Mayo Clinic investigators confirmed a recent study showing the activity of thalidomide (Thalomid) in advanced multiple myeloma. Although the drug needs to undergo further clinical trials, it may provide myeloma patients with a new treatment option where few previously existed.
This is the first new active oral agent for the treatment of multiple myeloma in more than 2 decades, said S. Vincent Rajkumar, MD, a Mayo Clinic hematologist. Dr. Rajkumar and his colleagues studied 16 patients who received thalidomide for relapsed or refractory multiple myeloma between November 1998 and August 1999. Their results, presented at the 1999 American Society of Hematology meeting, confirm the findings of a study published by Bart Barlogie, MD, an oncologist at the University of Arkansas, and colleagues in the November 18, 1999, issue of The New England Journal of Medicine.
Mayo Clinic Study Results
In the Mayo Clinic study, four patients (25%) achieved a partial response to thalidomide therapy, with a greater than 50% reduction in serum or urine monoclonal proteins. Prior to starting the thalidomide regimen, 88% of the patients had received two or more chemotherapy treatments.
The findings on thalidomide are important because many patients with advanced multiple myeloma have few other treatment options. Often, their chemotherapy and/or transplants have failed to produce results or they are ineligible for a transplant.

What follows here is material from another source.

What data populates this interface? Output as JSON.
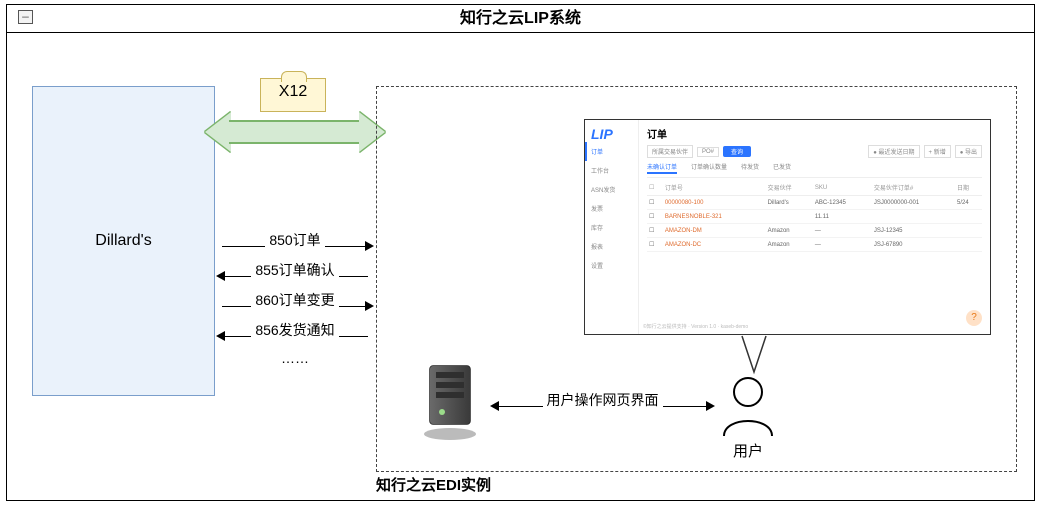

The Food and Drug Administration (FDA) currently approves thalidomide only for use in leprosy. The researchers note that further clinical trials are warranted to define the role of thalidomide in myeloma.